Hot weather wine regions like California, Australia, South Africa and the Rhone Valley in southern France have warmer temperatures, more intense sun and a longer growing season than cold weather wine regions like Germany, Austria or Champagne (or, for that matter, Canada).  As a result, grapes grown in these warmer areas are generally able to ripen more fully than grapes grown in cooler areas.  As a grape ripens, its internal sugars build up and increase, but its natural acids decrease — if you’ve ever bitten into tart, underripe fruit, you have experience with this.  Both sugar and acidity play key roles in the resulting wine:  acidity gives structure and energy to the wine and keeps it from tasting loose or flabby, while sugar is the source of another critical wine component, alcohol.  During fermentation, the grape’s sugars react with yeast to create carbon dioxide (which, apart from sparking wine production, is released into the atmosphere and doesn’t form part of the final wine) and alcohol.  There is therefore a direct correlation between the amount of sugar in a grape and the potential level of alcohol in the wine made from it:  the riper the grape, the more alcohol there can be.

Putting this all together, here are some general hot vs. cold weather wine rules:

  1. Acidity: Hot weather wines = lower acidity; cold weather wines = higher acidity.  You can detect acidity in a wine sometimes by its taste (tart or sour), but also by the mouth-watering/cheek-puckering effect it has, the tingling it causes on the sides of your tongue and the general precision and refreshing quality it brings to a wine.
  2. Alcohol: Hot weather wines = higher alcohol; cold weather wines = lower alcohol.  The 9.5% alcohol German Riesling I reviewed last night is a perfect example of this rule:  it is inconceivable that a wine with that low of an alcohol level would come from a warm weather wine region.  You can detect alcohol in a wine mainly by the warming feeling it generates on the palate (much more obvious in high-alcohol spirits like scotch whisky, but also noticeable in wine to a lesser extent).
  3. Body: Hot weather wines = heavier body; cold weather wines = lighter body.  The body of a wine refers to its weight in your mouth, how thick, heavy or viscous it feels.  Lighter-bodied wines have a similar weight on the palate to skim milk; heavier-bodied wines more closely resemble whole milk or cream.  A wine’s body comes from the level of dissolved solids from its grapes, which is largely (but not completely) affected by their sugar level.  High-alcohol wines tend to be full-bodied, since they come from riper grapes with more “stuff” (sugars and other compounds) in them.

Now THAT'S cold.

Of course, these rules are not ironclad, since hot weather wine regions can have cooler pockets within them and vice versa, but they are a good starting point.  An even less ironclad rule:  Old World (a.k.a. European) wine regions tend to lean more toward the cold weather side and New World (a.k.a. non-European) wine regions tend to lean more toward the hot weather side.  That’s a gross overgeneralization, but it is true that Old World wines usually have higher acidity, lower alcohol and lighter body than their New World counterparts.

OK, enough classroom stuff for now.  Back to the drinking tomorrow.



Leave a Reply

Fill in your details below or click an icon to log in: Logo

You are commenting using your account.
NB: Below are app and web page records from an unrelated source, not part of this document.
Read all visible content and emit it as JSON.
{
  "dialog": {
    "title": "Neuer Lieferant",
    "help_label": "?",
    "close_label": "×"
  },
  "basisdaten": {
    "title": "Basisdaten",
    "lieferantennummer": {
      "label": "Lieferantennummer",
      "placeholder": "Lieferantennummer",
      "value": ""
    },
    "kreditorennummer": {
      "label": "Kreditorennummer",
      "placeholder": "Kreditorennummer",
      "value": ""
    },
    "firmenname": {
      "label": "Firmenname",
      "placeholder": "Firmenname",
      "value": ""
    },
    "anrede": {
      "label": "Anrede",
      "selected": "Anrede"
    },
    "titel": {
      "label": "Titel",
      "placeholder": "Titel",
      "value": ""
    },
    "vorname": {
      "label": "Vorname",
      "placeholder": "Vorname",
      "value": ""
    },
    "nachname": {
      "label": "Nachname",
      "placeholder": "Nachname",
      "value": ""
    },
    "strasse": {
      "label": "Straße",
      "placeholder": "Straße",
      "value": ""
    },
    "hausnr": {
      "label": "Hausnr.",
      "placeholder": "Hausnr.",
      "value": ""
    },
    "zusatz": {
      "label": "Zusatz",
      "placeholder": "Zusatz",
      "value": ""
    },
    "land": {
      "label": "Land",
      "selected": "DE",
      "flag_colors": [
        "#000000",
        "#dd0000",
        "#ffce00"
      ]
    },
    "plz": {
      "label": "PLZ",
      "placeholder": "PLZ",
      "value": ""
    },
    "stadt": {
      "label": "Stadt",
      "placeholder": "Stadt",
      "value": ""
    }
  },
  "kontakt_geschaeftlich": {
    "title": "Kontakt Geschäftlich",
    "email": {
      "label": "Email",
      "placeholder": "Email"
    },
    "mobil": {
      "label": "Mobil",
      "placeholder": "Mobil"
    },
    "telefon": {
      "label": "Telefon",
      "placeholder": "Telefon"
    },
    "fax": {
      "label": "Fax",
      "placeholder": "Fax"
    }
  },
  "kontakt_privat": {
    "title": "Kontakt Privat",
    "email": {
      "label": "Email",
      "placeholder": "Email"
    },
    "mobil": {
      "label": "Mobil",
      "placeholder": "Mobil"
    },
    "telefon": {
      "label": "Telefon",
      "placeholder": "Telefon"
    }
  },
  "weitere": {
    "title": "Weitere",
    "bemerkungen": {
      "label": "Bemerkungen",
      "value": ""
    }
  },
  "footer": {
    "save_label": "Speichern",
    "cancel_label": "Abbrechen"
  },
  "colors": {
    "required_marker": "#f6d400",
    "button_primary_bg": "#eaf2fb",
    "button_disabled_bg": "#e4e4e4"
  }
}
Log Out /  Change )

Twitter picture

You are commenting using your Twitter account. Log Out /  Change )

Facebook photo

You are commenting using your Facebook account. Log Out /  Change )

Connecting to %s

%d bloggers like this: